■ TASK TO CARRY OUT:
Return only the count of lines in the listing below where the word "circle" appears.

______________________________

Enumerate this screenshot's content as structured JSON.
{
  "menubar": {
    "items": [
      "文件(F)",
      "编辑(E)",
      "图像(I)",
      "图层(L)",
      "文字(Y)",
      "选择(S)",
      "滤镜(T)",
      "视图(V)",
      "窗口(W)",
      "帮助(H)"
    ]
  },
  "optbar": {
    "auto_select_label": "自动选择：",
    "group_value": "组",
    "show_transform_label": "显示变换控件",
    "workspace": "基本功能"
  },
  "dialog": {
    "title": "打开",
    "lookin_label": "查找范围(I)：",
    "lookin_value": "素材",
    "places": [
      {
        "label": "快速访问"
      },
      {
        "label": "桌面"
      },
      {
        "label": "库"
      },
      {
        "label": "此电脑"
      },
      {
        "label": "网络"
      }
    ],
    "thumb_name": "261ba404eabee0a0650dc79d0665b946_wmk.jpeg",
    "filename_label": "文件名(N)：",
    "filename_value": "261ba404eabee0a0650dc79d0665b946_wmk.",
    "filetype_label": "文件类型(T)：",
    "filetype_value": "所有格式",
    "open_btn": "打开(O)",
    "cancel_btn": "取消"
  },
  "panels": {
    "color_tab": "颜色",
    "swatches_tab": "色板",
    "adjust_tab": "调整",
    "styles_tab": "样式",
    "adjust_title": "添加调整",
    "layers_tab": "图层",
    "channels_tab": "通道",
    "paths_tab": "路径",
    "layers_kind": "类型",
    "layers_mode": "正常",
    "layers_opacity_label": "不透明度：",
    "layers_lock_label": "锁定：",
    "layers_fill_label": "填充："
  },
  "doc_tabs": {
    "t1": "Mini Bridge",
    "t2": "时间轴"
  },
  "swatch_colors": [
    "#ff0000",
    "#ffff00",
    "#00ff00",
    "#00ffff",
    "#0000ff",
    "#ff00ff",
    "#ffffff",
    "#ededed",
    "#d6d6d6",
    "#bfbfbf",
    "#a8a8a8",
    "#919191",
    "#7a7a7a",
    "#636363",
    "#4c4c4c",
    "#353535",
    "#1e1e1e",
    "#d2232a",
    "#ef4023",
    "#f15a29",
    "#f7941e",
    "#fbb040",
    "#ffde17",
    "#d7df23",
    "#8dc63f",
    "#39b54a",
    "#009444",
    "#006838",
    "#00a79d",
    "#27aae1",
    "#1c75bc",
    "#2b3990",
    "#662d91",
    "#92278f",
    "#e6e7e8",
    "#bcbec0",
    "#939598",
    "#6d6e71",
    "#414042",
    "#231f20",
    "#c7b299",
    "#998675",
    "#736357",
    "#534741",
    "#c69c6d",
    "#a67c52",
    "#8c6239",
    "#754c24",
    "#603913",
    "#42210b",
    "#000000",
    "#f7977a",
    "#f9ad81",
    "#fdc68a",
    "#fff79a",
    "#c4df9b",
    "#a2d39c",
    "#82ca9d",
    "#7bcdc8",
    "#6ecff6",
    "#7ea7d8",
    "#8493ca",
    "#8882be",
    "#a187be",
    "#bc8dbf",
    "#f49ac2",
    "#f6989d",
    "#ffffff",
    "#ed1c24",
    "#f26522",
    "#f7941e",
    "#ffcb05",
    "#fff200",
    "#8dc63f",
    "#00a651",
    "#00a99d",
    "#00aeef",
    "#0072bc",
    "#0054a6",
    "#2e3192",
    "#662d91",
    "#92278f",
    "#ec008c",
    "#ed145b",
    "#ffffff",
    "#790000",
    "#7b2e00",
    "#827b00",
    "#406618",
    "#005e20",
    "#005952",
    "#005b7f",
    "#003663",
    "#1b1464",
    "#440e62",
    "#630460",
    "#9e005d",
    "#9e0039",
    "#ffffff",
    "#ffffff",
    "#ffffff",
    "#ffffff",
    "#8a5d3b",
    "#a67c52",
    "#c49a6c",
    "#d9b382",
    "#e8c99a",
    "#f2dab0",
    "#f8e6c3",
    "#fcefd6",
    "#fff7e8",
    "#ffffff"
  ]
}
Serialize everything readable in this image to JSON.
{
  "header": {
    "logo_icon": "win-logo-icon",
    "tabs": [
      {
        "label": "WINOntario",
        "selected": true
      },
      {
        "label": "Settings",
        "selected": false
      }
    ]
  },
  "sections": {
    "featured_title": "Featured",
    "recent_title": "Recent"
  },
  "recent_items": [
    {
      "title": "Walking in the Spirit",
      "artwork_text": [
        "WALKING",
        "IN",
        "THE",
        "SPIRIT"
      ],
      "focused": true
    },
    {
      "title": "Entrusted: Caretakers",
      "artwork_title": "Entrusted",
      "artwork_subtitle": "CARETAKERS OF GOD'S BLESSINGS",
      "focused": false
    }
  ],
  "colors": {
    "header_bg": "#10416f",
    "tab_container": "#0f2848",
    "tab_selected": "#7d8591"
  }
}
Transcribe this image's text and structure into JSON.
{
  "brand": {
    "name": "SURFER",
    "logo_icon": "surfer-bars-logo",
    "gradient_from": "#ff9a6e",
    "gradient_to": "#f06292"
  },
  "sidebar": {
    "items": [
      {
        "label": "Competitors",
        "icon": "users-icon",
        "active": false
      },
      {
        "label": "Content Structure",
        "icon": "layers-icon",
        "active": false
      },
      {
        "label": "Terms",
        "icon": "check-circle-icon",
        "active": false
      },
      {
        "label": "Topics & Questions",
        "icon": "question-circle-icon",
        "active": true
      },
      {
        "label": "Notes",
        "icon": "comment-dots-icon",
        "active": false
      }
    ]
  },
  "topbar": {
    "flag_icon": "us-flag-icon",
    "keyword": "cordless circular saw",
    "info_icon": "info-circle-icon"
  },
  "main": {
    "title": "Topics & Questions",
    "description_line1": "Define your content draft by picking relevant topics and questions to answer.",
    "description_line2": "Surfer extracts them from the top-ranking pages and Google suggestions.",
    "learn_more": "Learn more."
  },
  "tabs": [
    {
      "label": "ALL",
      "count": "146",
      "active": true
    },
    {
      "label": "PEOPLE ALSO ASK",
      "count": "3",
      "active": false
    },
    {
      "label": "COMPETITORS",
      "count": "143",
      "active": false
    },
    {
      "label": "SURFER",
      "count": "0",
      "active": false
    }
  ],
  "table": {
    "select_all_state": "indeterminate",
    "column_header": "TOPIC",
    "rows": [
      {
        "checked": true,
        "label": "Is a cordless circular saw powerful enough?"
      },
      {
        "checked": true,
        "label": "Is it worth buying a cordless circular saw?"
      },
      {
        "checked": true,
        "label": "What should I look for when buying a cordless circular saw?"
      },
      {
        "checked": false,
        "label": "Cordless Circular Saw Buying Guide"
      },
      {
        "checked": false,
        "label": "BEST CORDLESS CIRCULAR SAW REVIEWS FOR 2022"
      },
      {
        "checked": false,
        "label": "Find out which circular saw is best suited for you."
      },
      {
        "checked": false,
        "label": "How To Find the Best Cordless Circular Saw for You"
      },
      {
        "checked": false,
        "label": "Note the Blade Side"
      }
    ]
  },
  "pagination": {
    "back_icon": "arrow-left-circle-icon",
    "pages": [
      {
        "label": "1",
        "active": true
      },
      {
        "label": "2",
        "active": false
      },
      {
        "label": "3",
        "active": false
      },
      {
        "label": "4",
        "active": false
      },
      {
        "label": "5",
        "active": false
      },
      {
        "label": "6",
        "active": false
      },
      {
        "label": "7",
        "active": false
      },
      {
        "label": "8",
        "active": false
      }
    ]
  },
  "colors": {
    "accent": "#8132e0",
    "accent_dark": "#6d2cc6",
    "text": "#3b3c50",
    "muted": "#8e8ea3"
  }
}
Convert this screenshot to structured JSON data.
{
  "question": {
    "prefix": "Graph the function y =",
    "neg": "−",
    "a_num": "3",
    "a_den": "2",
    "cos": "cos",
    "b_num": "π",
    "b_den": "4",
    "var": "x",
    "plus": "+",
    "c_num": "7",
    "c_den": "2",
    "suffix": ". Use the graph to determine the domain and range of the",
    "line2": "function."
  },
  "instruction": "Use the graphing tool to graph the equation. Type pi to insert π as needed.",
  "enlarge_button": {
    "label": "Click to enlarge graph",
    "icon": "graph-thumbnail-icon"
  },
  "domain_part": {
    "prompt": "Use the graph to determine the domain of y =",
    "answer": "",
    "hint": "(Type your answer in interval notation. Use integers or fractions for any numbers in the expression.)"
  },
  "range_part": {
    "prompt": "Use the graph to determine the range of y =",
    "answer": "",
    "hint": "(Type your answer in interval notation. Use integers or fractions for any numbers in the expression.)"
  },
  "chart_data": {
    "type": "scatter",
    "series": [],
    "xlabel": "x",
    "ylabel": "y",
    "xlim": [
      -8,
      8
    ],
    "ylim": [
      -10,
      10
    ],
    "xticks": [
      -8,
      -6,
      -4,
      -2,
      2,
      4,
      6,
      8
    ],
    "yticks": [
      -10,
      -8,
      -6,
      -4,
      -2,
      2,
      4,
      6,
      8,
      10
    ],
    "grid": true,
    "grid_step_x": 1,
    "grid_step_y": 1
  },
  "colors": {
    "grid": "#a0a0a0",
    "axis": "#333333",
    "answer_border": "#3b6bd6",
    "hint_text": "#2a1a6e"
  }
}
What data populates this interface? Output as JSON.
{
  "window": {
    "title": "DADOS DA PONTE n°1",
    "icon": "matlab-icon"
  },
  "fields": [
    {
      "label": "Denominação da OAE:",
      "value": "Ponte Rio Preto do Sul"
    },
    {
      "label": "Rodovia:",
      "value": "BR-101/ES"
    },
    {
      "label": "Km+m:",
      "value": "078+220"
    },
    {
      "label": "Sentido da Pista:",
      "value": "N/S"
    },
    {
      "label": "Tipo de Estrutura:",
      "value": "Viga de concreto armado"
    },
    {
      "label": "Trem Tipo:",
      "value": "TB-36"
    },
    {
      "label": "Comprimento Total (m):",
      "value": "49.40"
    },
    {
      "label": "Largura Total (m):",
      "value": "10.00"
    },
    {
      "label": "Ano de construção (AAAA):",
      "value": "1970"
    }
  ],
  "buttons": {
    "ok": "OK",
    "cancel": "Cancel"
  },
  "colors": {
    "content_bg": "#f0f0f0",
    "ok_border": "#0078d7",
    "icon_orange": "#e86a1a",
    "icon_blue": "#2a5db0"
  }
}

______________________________

■ RESPONSE:
4